- **ACTION ITEM**: Leaving the pictures aside, restate all of the data exactly.
┌──
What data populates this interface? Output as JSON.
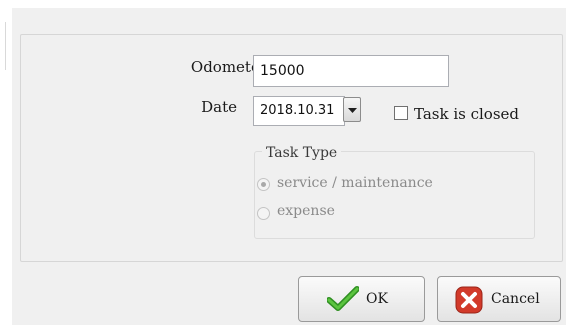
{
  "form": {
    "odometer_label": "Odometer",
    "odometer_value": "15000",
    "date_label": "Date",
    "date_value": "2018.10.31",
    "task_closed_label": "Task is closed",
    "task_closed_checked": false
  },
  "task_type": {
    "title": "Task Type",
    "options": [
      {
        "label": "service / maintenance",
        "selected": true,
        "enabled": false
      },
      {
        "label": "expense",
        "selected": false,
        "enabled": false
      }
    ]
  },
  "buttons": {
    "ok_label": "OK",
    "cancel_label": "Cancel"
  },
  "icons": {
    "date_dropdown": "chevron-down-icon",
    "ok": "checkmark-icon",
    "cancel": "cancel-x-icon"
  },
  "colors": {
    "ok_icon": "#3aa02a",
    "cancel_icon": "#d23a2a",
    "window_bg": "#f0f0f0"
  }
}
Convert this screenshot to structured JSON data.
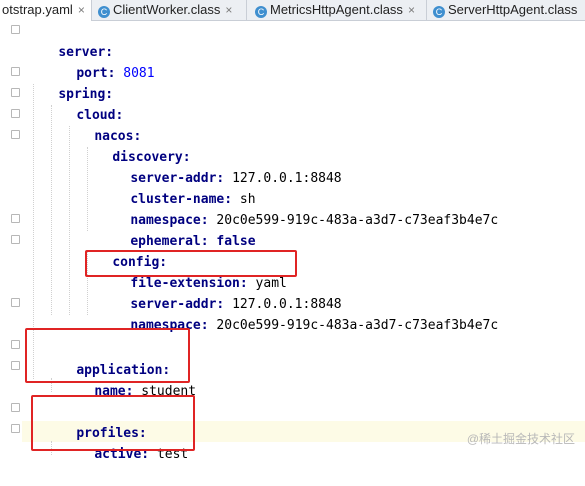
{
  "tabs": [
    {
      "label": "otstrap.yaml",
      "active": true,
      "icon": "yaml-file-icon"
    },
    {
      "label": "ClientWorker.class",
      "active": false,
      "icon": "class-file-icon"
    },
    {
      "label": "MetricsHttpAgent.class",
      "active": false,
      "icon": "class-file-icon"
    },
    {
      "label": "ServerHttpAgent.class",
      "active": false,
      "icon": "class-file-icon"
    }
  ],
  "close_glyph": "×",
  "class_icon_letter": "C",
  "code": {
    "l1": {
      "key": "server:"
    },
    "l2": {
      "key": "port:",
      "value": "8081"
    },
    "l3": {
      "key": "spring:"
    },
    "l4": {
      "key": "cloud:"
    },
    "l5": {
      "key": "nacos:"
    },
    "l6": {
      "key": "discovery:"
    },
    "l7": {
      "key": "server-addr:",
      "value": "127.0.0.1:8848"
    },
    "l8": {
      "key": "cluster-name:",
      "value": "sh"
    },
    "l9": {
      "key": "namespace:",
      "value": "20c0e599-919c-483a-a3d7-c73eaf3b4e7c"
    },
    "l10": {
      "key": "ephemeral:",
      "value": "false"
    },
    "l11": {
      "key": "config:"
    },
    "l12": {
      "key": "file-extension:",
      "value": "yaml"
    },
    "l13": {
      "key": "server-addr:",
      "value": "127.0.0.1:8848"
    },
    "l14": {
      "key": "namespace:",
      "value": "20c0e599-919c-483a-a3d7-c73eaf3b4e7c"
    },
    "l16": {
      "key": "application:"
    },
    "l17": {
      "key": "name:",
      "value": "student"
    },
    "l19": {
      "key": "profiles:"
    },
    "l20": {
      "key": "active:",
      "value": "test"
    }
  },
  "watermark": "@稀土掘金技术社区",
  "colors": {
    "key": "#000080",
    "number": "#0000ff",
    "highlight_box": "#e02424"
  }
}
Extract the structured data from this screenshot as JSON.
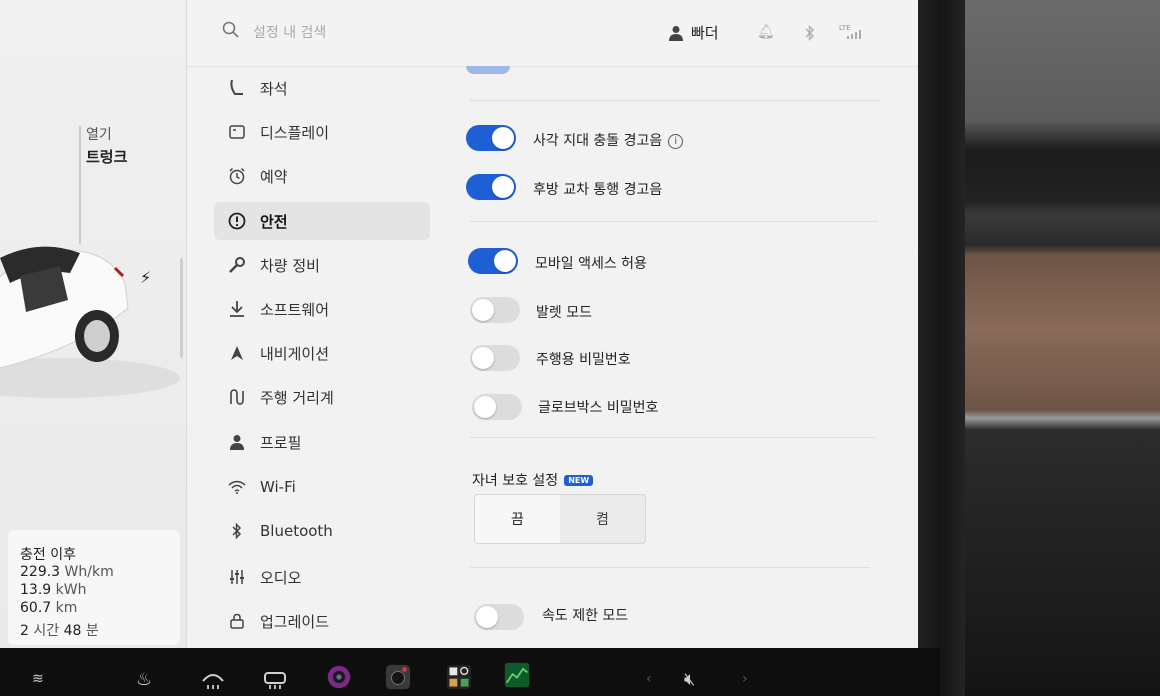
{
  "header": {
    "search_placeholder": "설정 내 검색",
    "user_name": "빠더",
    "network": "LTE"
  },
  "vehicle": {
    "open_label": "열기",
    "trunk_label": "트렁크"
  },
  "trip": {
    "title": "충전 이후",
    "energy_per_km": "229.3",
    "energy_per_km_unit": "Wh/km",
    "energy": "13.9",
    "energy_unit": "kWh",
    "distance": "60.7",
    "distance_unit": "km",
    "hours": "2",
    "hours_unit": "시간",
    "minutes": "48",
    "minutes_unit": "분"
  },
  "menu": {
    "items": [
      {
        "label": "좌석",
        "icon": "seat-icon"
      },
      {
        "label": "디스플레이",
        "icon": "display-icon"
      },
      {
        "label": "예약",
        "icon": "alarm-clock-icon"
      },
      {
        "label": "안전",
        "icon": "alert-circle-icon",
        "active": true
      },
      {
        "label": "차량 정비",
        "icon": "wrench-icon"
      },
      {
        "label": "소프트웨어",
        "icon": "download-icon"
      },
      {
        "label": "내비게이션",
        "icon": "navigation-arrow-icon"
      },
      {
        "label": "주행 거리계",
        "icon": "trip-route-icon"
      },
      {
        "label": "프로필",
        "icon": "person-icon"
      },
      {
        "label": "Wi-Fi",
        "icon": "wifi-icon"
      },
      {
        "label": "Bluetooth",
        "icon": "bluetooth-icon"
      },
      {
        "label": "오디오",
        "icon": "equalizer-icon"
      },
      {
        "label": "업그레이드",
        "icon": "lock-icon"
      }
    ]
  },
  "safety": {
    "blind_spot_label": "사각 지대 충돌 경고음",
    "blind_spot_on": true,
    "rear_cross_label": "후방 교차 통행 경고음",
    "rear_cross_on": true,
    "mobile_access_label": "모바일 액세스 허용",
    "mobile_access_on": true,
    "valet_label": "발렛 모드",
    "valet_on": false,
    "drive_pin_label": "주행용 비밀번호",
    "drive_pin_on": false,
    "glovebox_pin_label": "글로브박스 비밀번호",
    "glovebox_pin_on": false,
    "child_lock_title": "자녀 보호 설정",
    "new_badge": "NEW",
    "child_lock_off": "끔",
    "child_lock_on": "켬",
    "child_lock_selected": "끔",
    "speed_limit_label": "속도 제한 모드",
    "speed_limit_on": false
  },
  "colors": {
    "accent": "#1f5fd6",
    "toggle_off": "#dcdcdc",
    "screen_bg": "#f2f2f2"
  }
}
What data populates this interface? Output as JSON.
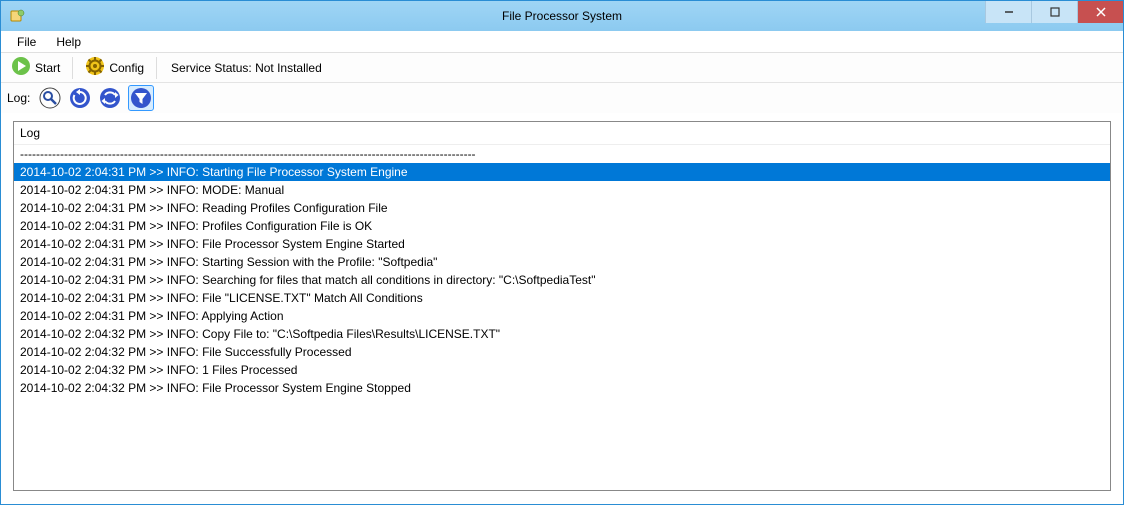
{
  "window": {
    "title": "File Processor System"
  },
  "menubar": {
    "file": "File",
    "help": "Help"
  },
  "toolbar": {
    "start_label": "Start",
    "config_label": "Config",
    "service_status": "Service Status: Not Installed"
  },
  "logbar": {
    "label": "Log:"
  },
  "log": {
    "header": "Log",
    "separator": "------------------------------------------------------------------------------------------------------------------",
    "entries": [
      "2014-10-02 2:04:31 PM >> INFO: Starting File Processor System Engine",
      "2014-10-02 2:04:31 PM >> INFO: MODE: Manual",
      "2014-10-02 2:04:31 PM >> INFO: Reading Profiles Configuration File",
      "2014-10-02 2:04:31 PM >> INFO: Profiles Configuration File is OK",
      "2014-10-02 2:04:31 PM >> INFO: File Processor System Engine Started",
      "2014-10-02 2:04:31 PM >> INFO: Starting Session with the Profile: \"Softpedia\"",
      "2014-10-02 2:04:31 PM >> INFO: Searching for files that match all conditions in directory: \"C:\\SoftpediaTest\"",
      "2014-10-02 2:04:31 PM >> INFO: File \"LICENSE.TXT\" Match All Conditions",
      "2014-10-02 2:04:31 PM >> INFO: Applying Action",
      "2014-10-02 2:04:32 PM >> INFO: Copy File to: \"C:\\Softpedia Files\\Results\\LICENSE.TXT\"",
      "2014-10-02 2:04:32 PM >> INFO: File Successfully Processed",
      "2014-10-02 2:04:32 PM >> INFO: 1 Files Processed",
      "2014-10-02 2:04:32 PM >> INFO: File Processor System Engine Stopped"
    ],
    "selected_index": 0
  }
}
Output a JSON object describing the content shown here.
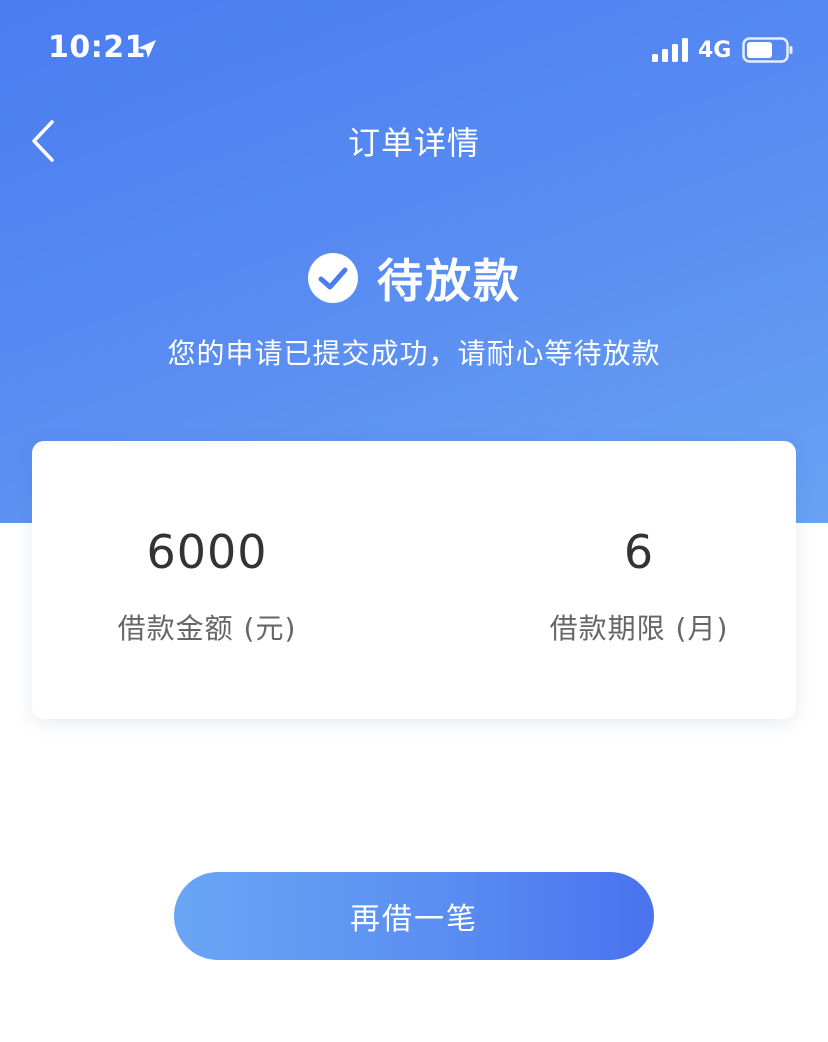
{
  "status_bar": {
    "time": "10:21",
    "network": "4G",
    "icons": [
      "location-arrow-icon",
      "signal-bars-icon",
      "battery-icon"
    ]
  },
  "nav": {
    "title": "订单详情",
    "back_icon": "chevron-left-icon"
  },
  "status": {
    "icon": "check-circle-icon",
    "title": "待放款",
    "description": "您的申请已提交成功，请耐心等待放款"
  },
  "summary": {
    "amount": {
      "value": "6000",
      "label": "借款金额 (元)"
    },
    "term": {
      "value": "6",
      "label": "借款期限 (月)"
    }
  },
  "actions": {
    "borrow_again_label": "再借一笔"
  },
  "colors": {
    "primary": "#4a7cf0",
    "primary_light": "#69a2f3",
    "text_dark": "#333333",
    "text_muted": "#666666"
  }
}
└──
- **ANSWER BELOW**:
What data populates this interface? Output as JSON.
{
  "form": {
    "odometer_label": "Odometer",
    "odometer_value": "15000",
    "date_label": "Date",
    "date_value": "2018.10.31",
    "task_closed_label": "Task is closed",
    "task_closed_checked": false
  },
  "task_type": {
    "title": "Task Type",
    "options": [
      {
        "label": "service / maintenance",
        "selected": true,
        "enabled": false
      },
      {
        "label": "expense",
        "selected": false,
        "enabled": false
      }
    ]
  },
  "buttons": {
    "ok_label": "OK",
    "cancel_label": "Cancel"
  },
  "icons": {
    "date_dropdown": "chevron-down-icon",
    "ok": "checkmark-icon",
    "cancel": "cancel-x-icon"
  },
  "colors": {
    "ok_icon": "#3aa02a",
    "cancel_icon": "#d23a2a",
    "window_bg": "#f0f0f0"
  }
}
Convert this screenshot to structured JSON data.
{
  "tabs": [
    {
      "label": "otstrap.yaml",
      "active": true,
      "icon": "yaml-file-icon"
    },
    {
      "label": "ClientWorker.class",
      "active": false,
      "icon": "class-file-icon"
    },
    {
      "label": "MetricsHttpAgent.class",
      "active": false,
      "icon": "class-file-icon"
    },
    {
      "label": "ServerHttpAgent.class",
      "active": false,
      "icon": "class-file-icon"
    }
  ],
  "close_glyph": "×",
  "class_icon_letter": "C",
  "code": {
    "l1": {
      "key": "server:"
    },
    "l2": {
      "key": "port:",
      "value": "8081"
    },
    "l3": {
      "key": "spring:"
    },
    "l4": {
      "key": "cloud:"
    },
    "l5": {
      "key": "nacos:"
    },
    "l6": {
      "key": "discovery:"
    },
    "l7": {
      "key": "server-addr:",
      "value": "127.0.0.1:8848"
    },
    "l8": {
      "key": "cluster-name:",
      "value": "sh"
    },
    "l9": {
      "key": "namespace:",
      "value": "20c0e599-919c-483a-a3d7-c73eaf3b4e7c"
    },
    "l10": {
      "key": "ephemeral:",
      "value": "false"
    },
    "l11": {
      "key": "config:"
    },
    "l12": {
      "key": "file-extension:",
      "value": "yaml"
    },
    "l13": {
      "key": "server-addr:",
      "value": "127.0.0.1:8848"
    },
    "l14": {
      "key": "namespace:",
      "value": "20c0e599-919c-483a-a3d7-c73eaf3b4e7c"
    },
    "l16": {
      "key": "application:"
    },
    "l17": {
      "key": "name:",
      "value": "student"
    },
    "l19": {
      "key": "profiles:"
    },
    "l20": {
      "key": "active:",
      "value": "test"
    }
  },
  "watermark": "@稀土掘金技术社区",
  "colors": {
    "key": "#000080",
    "number": "#0000ff",
    "highlight_box": "#e02424"
  }
}
Extract the structured data from this screenshot as JSON.
{
  "header": {
    "search_placeholder": "설정 내 검색",
    "user_name": "빠더",
    "network": "LTE"
  },
  "vehicle": {
    "open_label": "열기",
    "trunk_label": "트렁크"
  },
  "trip": {
    "title": "충전 이후",
    "energy_per_km": "229.3",
    "energy_per_km_unit": "Wh/km",
    "energy": "13.9",
    "energy_unit": "kWh",
    "distance": "60.7",
    "distance_unit": "km",
    "hours": "2",
    "hours_unit": "시간",
    "minutes": "48",
    "minutes_unit": "분"
  },
  "menu": {
    "items": [
      {
        "label": "좌석",
        "icon": "seat-icon"
      },
      {
        "label": "디스플레이",
        "icon": "display-icon"
      },
      {
        "label": "예약",
        "icon": "alarm-clock-icon"
      },
      {
        "label": "안전",
        "icon": "alert-circle-icon",
        "active": true
      },
      {
        "label": "차량 정비",
        "icon": "wrench-icon"
      },
      {
        "label": "소프트웨어",
        "icon": "download-icon"
      },
      {
        "label": "내비게이션",
        "icon": "navigation-arrow-icon"
      },
      {
        "label": "주행 거리계",
        "icon": "trip-route-icon"
      },
      {
        "label": "프로필",
        "icon": "person-icon"
      },
      {
        "label": "Wi-Fi",
        "icon": "wifi-icon"
      },
      {
        "label": "Bluetooth",
        "icon": "bluetooth-icon"
      },
      {
        "label": "오디오",
        "icon": "equalizer-icon"
      },
      {
        "label": "업그레이드",
        "icon": "lock-icon"
      }
    ]
  },
  "safety": {
    "blind_spot_label": "사각 지대 충돌 경고음",
    "blind_spot_on": true,
    "rear_cross_label": "후방 교차 통행 경고음",
    "rear_cross_on": true,
    "mobile_access_label": "모바일 액세스 허용",
    "mobile_access_on": true,
    "valet_label": "발렛 모드",
    "valet_on": false,
    "drive_pin_label": "주행용 비밀번호",
    "drive_pin_on": false,
    "glovebox_pin_label": "글로브박스 비밀번호",
    "glovebox_pin_on": false,
    "child_lock_title": "자녀 보호 설정",
    "new_badge": "NEW",
    "child_lock_off": "끔",
    "child_lock_on": "켬",
    "child_lock_selected": "끔",
    "speed_limit_label": "속도 제한 모드",
    "speed_limit_on": false
  },
  "colors": {
    "accent": "#1f5fd6",
    "toggle_off": "#dcdcdc",
    "screen_bg": "#f2f2f2"
  }
}
What data populates this interface? Output as JSON.
{
  "window": {
    "title": "File Processor System"
  },
  "menubar": {
    "file": "File",
    "help": "Help"
  },
  "toolbar": {
    "start_label": "Start",
    "config_label": "Config",
    "service_status": "Service Status: Not Installed"
  },
  "logbar": {
    "label": "Log:"
  },
  "log": {
    "header": "Log",
    "separator": "------------------------------------------------------------------------------------------------------------------",
    "entries": [
      "2014-10-02 2:04:31 PM >> INFO: Starting File Processor System Engine",
      "2014-10-02 2:04:31 PM >> INFO: MODE: Manual",
      "2014-10-02 2:04:31 PM >> INFO: Reading Profiles Configuration File",
      "2014-10-02 2:04:31 PM >> INFO: Profiles Configuration File is OK",
      "2014-10-02 2:04:31 PM >> INFO: File Processor System Engine Started",
      "2014-10-02 2:04:31 PM >> INFO: Starting Session with the Profile: \"Softpedia\"",
      "2014-10-02 2:04:31 PM >> INFO: Searching for files that match all conditions in directory: \"C:\\SoftpediaTest\"",
      "2014-10-02 2:04:31 PM >> INFO: File \"LICENSE.TXT\" Match All Conditions",
      "2014-10-02 2:04:31 PM >> INFO: Applying Action",
      "2014-10-02 2:04:32 PM >> INFO: Copy File to: \"C:\\Softpedia Files\\Results\\LICENSE.TXT\"",
      "2014-10-02 2:04:32 PM >> INFO: File Successfully Processed",
      "2014-10-02 2:04:32 PM >> INFO: 1 Files Processed",
      "2014-10-02 2:04:32 PM >> INFO: File Processor System Engine Stopped"
    ],
    "selected_index": 0
  }
}
Output a JSON object describing the content shown here.
{
  "status_bar": {
    "time": "10:21",
    "network": "4G",
    "icons": [
      "location-arrow-icon",
      "signal-bars-icon",
      "battery-icon"
    ]
  },
  "nav": {
    "title": "订单详情",
    "back_icon": "chevron-left-icon"
  },
  "status": {
    "icon": "check-circle-icon",
    "title": "待放款",
    "description": "您的申请已提交成功，请耐心等待放款"
  },
  "summary": {
    "amount": {
      "value": "6000",
      "label": "借款金额 (元)"
    },
    "term": {
      "value": "6",
      "label": "借款期限 (月)"
    }
  },
  "actions": {
    "borrow_again_label": "再借一笔"
  },
  "colors": {
    "primary": "#4a7cf0",
    "primary_light": "#69a2f3",
    "text_dark": "#333333",
    "text_muted": "#666666"
  }
}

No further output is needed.